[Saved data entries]
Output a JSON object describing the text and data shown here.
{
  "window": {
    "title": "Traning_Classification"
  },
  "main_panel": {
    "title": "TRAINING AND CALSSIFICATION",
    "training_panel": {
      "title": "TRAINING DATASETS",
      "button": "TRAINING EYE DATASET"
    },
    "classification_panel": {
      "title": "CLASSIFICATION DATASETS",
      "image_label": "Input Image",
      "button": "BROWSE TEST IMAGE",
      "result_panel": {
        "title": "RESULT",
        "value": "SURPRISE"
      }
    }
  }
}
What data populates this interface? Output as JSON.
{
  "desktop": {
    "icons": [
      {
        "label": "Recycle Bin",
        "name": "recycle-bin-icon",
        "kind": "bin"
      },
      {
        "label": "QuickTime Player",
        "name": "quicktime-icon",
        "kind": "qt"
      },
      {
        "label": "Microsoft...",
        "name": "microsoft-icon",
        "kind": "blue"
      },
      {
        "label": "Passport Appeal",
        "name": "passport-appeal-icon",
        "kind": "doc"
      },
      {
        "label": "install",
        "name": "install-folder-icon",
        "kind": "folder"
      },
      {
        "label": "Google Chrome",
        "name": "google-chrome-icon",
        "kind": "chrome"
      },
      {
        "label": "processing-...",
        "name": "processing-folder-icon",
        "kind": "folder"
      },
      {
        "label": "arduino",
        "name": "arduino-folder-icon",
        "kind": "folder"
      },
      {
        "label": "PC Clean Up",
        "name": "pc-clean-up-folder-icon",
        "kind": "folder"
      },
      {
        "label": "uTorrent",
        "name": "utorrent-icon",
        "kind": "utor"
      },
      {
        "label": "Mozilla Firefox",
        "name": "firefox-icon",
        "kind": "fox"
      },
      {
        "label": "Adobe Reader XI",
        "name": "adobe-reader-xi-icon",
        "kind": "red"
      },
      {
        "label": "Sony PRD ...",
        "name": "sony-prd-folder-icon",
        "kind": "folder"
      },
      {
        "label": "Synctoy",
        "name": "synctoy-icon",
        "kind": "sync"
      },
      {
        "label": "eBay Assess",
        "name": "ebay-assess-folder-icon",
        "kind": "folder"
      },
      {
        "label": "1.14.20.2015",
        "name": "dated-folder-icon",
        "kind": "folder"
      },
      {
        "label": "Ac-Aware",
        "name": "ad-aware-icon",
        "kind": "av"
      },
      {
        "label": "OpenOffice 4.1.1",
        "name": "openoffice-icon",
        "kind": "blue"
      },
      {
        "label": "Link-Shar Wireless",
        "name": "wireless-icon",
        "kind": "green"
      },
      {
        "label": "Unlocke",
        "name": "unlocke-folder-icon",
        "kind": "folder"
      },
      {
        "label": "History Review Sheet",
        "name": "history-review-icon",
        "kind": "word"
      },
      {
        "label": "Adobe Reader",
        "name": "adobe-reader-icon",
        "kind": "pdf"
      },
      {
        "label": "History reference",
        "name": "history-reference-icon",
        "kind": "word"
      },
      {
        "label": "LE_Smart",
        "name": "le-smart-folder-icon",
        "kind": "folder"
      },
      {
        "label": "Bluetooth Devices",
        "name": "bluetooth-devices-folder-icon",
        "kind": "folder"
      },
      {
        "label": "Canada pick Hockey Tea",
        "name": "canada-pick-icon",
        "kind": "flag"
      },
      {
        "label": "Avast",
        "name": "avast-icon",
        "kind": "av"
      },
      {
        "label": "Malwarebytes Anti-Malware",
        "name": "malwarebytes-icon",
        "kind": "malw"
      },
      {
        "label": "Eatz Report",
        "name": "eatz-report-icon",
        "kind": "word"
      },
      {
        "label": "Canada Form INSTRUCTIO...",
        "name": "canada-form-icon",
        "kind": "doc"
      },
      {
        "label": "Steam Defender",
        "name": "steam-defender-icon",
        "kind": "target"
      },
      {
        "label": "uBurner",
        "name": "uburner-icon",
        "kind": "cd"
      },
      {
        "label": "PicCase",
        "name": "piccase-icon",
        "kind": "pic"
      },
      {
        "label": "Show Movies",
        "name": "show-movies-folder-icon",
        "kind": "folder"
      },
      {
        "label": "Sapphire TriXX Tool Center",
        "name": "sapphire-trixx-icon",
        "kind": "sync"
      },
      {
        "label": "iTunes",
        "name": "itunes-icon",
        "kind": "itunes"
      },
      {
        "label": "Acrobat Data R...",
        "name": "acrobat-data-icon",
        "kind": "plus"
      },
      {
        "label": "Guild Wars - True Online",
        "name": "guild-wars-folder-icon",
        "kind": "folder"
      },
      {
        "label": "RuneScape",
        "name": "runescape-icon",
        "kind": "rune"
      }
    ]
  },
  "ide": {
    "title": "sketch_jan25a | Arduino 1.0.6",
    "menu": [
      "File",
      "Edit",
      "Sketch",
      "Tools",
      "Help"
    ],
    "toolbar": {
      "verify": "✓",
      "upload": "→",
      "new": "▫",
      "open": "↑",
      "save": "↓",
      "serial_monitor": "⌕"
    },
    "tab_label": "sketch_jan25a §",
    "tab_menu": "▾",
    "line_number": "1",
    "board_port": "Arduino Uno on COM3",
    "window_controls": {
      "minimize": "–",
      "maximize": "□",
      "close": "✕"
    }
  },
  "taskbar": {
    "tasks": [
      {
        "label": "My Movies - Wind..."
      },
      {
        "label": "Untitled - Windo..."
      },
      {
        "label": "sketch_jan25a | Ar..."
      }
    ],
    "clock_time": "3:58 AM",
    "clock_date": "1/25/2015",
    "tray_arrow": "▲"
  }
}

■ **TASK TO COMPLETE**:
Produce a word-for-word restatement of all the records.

■ **RESULT**:
Output a JSON object describing the text and data shown here.
{
  "window": {
    "title": "Traning_Classification"
  },
  "main_panel": {
    "title": "TRAINING AND CALSSIFICATION",
    "training_panel": {
      "title": "TRAINING DATASETS",
      "button": "TRAINING EYE DATASET"
    },
    "classification_panel": {
      "title": "CLASSIFICATION DATASETS",
      "image_label": "Input Image",
      "button": "BROWSE TEST IMAGE",
      "result_panel": {
        "title": "RESULT",
        "value": "SURPRISE"
      }
    }
  }
}
What data populates this interface? Output as JSON.
{
  "desktop": {
    "icons": [
      {
        "label": "Recycle Bin",
        "name": "recycle-bin-icon",
        "kind": "bin"
      },
      {
        "label": "QuickTime Player",
        "name": "quicktime-icon",
        "kind": "qt"
      },
      {
        "label": "Microsoft...",
        "name": "microsoft-icon",
        "kind": "blue"
      },
      {
        "label": "Passport Appeal",
        "name": "passport-appeal-icon",
        "kind": "doc"
      },
      {
        "label": "install",
        "name": "install-folder-icon",
        "kind": "folder"
      },
      {
        "label": "Google Chrome",
        "name": "google-chrome-icon",
        "kind": "chrome"
      },
      {
        "label": "processing-...",
        "name": "processing-folder-icon",
        "kind": "folder"
      },
      {
        "label": "arduino",
        "name": "arduino-folder-icon",
        "kind": "folder"
      },
      {
        "label": "PC Clean Up",
        "name": "pc-clean-up-folder-icon",
        "kind": "folder"
      },
      {
        "label": "uTorrent",
        "name": "utorrent-icon",
        "kind": "utor"
      },
      {
        "label": "Mozilla Firefox",
        "name": "firefox-icon",
        "kind": "fox"
      },
      {
        "label": "Adobe Reader XI",
        "name": "adobe-reader-xi-icon",
        "kind": "red"
      },
      {
        "label": "Sony PRD ...",
        "name": "sony-prd-folder-icon",
        "kind": "folder"
      },
      {
        "label": "Synctoy",
        "name": "synctoy-icon",
        "kind": "sync"
      },
      {
        "label": "eBay Assess",
        "name": "ebay-assess-folder-icon",
        "kind": "folder"
      },
      {
        "label": "1.14.20.2015",
        "name": "dated-folder-icon",
        "kind": "folder"
      },
      {
        "label": "Ac-Aware",
        "name": "ad-aware-icon",
        "kind": "av"
      },
      {
        "label": "OpenOffice 4.1.1",
        "name": "openoffice-icon",
        "kind": "blue"
      },
      {
        "label": "Link-Shar Wireless",
        "name": "wireless-icon",
        "kind": "green"
      },
      {
        "label": "Unlocke",
        "name": "unlocke-folder-icon",
        "kind": "folder"
      },
      {
        "label": "History Review Sheet",
        "name": "history-review-icon",
        "kind": "word"
      },
      {
        "label": "Adobe Reader",
        "name": "adobe-reader-icon",
        "kind": "pdf"
      },
      {
        "label": "History reference",
        "name": "history-reference-icon",
        "kind": "word"
      },
      {
        "label": "LE_Smart",
        "name": "le-smart-folder-icon",
        "kind": "folder"
      },
      {
        "label": "Bluetooth Devices",
        "name": "bluetooth-devices-folder-icon",
        "kind": "folder"
      },
      {
        "label": "Canada pick Hockey Tea",
        "name": "canada-pick-icon",
        "kind": "flag"
      },
      {
        "label": "Avast",
        "name": "avast-icon",
        "kind": "av"
      },
      {
        "label": "Malwarebytes Anti-Malware",
        "name": "malwarebytes-icon",
        "kind": "malw"
      },
      {
        "label": "Eatz Report",
        "name": "eatz-report-icon",
        "kind": "word"
      },
      {
        "label": "Canada Form INSTRUCTIO...",
        "name": "canada-form-icon",
        "kind": "doc"
      },
      {
        "label": "Steam Defender",
        "name": "steam-defender-icon",
        "kind": "target"
      },
      {
        "label": "uBurner",
        "name": "uburner-icon",
        "kind": "cd"
      },
      {
        "label": "PicCase",
        "name": "piccase-icon",
        "kind": "pic"
      },
      {
        "label": "Show Movies",
        "name": "show-movies-folder-icon",
        "kind": "folder"
      },
      {
        "label": "Sapphire TriXX Tool Center",
        "name": "sapphire-trixx-icon",
        "kind": "sync"
      },
      {
        "label": "iTunes",
        "name": "itunes-icon",
        "kind": "itunes"
      },
      {
        "label": "Acrobat Data R...",
        "name": "acrobat-data-icon",
        "kind": "plus"
      },
      {
        "label": "Guild Wars - True Online",
        "name": "guild-wars-folder-icon",
        "kind": "folder"
      },
      {
        "label": "RuneScape",
        "name": "runescape-icon",
        "kind": "rune"
      }
    ]
  },
  "ide": {
    "title": "sketch_jan25a | Arduino 1.0.6",
    "menu": [
      "File",
      "Edit",
      "Sketch",
      "Tools",
      "Help"
    ],
    "toolbar": {
      "verify": "✓",
      "upload": "→",
      "new": "▫",
      "open": "↑",
      "save": "↓",
      "serial_monitor": "⌕"
    },
    "tab_label": "sketch_jan25a §",
    "tab_menu": "▾",
    "line_number": "1",
    "board_port": "Arduino Uno on COM3",
    "window_controls": {
      "minimize": "–",
      "maximize": "□",
      "close": "✕"
    }
  },
  "taskbar": {
    "tasks": [
      {
        "label": "My Movies - Wind..."
      },
      {
        "label": "Untitled - Windo..."
      },
      {
        "label": "sketch_jan25a | Ar..."
      }
    ],
    "clock_time": "3:58 AM",
    "clock_date": "1/25/2015",
    "tray_arrow": "▲"
  }
}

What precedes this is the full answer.